(WORK ITEM): All lines in the entries below that hold "Anwendungs" make up the answer.

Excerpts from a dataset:
=== Section Start ===

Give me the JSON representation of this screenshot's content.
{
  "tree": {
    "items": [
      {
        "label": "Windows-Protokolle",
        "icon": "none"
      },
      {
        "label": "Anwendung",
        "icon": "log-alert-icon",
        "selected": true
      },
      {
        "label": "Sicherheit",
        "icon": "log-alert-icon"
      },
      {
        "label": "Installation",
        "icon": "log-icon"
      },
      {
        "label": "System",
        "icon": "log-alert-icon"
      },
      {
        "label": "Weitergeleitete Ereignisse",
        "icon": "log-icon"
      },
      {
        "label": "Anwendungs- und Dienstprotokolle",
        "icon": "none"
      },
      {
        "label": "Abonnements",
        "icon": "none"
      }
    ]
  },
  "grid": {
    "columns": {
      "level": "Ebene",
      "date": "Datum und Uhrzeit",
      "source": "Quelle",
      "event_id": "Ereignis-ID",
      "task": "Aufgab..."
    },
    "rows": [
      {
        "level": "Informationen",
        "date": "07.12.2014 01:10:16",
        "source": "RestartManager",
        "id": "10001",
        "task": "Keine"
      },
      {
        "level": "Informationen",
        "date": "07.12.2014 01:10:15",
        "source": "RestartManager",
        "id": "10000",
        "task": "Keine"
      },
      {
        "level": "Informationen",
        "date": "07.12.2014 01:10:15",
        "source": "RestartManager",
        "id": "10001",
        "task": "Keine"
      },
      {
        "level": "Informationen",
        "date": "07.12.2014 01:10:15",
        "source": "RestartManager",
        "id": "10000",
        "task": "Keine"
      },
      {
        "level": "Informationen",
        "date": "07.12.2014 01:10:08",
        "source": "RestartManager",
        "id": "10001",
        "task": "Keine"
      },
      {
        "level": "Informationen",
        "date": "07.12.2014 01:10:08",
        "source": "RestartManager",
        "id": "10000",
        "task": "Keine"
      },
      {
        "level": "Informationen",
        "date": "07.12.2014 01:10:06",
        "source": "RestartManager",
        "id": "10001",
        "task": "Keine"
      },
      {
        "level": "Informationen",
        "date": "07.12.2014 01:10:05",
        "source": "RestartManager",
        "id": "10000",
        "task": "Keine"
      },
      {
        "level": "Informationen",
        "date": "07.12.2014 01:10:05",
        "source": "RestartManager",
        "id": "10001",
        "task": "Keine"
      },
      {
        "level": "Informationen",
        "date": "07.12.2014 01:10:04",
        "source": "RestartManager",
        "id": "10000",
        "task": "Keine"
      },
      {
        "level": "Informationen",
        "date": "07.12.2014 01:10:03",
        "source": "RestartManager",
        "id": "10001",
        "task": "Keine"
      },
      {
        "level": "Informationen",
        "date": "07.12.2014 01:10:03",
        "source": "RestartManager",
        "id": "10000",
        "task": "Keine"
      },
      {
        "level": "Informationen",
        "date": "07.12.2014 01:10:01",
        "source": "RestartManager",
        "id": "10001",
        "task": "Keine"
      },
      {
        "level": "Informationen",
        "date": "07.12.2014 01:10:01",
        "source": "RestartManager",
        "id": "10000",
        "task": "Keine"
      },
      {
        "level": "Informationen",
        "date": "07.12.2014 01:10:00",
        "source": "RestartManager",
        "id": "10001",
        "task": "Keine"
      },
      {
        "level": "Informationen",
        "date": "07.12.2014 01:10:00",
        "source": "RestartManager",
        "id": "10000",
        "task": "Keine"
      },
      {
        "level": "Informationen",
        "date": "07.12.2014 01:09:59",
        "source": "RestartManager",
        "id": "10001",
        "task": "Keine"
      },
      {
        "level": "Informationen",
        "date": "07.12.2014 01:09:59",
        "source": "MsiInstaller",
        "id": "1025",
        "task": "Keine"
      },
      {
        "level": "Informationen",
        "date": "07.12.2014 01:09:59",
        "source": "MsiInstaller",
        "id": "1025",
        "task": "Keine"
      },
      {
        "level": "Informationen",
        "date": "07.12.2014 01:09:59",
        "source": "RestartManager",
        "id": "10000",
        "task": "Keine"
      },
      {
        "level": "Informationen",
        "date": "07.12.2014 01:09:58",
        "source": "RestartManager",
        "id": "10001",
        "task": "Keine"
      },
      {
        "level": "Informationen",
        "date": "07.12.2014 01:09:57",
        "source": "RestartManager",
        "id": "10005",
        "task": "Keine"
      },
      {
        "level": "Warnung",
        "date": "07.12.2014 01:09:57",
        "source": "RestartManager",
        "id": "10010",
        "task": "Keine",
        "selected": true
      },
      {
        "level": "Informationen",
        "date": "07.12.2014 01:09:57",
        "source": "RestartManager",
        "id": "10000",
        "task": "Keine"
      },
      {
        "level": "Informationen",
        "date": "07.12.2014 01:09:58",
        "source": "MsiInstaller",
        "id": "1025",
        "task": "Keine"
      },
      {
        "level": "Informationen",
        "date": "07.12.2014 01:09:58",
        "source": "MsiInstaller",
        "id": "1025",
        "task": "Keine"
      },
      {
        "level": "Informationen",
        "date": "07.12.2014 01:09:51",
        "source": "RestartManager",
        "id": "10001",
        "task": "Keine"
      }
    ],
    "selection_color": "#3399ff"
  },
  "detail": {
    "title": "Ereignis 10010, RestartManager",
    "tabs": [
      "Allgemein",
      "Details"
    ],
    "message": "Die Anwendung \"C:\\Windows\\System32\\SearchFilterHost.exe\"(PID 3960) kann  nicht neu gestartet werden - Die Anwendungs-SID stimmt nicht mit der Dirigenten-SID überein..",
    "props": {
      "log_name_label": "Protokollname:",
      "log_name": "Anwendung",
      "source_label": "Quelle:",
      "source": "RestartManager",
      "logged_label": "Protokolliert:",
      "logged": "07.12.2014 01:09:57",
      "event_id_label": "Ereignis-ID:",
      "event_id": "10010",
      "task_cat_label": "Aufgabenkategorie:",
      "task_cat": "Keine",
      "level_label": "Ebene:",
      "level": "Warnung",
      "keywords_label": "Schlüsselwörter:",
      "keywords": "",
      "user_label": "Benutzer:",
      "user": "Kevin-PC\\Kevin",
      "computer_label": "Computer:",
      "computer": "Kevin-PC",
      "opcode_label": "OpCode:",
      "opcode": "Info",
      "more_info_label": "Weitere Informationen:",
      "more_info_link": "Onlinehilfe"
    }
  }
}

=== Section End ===

(SOLUTION):
        "label": "Anwendungs- und Dienstprotokolle",
    "message": "Die Anwendung \"C:\\Windows\\System32\\SearchFilterHost.exe\"(PID 3960) kann  nicht neu gestartet werden - Die Anwendungs-SID stimmt nicht mit der Dirigenten-SID überein..",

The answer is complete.